The UN Intergovernmental Panel on Climate Change’s (IPCC) newly published report is a cold shower for the forest policy of Finland, views the Finnish Association for Nature Conservation (SLL).
The IPCC emphasises in its widely discussed report that emissions cuts alone will not suffice to keep global warming below the crucial threshold of 1.5ºC, but that governments must also step up their efforts to remove carbon dioxide from the atmosphere by investing in natural and artificial carbon sinks.
SLL on Monday pointed out that the report identifies forests as the best carbon sinks and storages.
Finland, it added, has contrastively raised its logging targets substantially in recent years and is intent on continuing the trend in the years to come, thereby reducing the ability of forests to absorb carbon dioxide from the atmosphere. The country’s net emissions are consequently set to increase, rather than decrease, by 2030, according to its report under the UN Framework Convention on Climate Change.
The Finnish government has similarly conceded that its objective of harvesting an additional 15 million cubic metres of wood will prevent net emissions from decreasing, reports YLE.
“The Intergovernmental Panel on Climate Change’s (IPCC) report is a cold shower for Finnish forest policy.

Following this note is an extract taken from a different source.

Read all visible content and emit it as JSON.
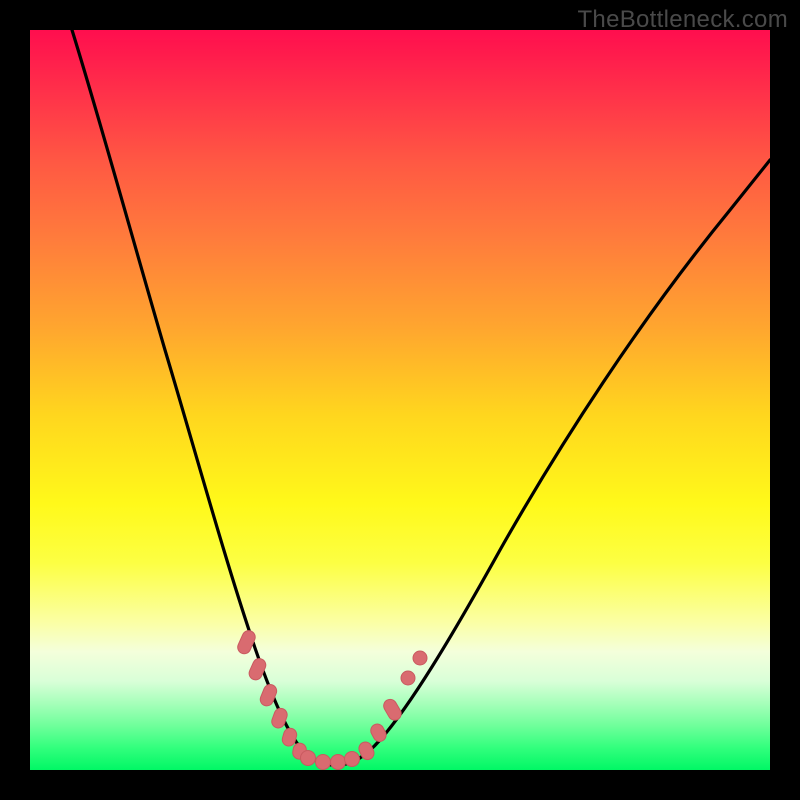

The logging targets can luckily be scaled down and carbon absorption supported,” tells Otto Bruun, a conservation expert at SLL.

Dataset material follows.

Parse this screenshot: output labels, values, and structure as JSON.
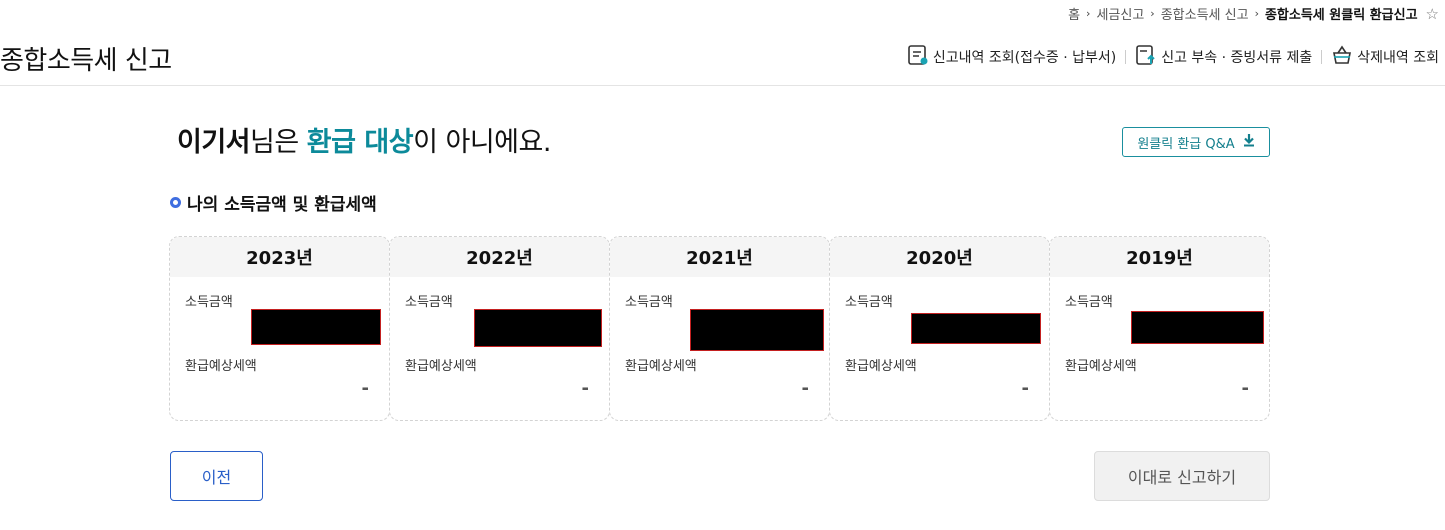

“Ecosystems can luckily mitigate warming and absorb emissions. Finland is especially well-equipped to accomplish this and could set a sustainable example for the rest of the world,” he adds.
The World Wide Fund for Nature (WWF) has estimated that the national logging targets will reduce the amount of carbon dioxide absorbed by forests by an amount equivalent to the annual emissions of the entire transport sector in Finland.
Aleksi Teivainen – HT
Source: Uusi Suomi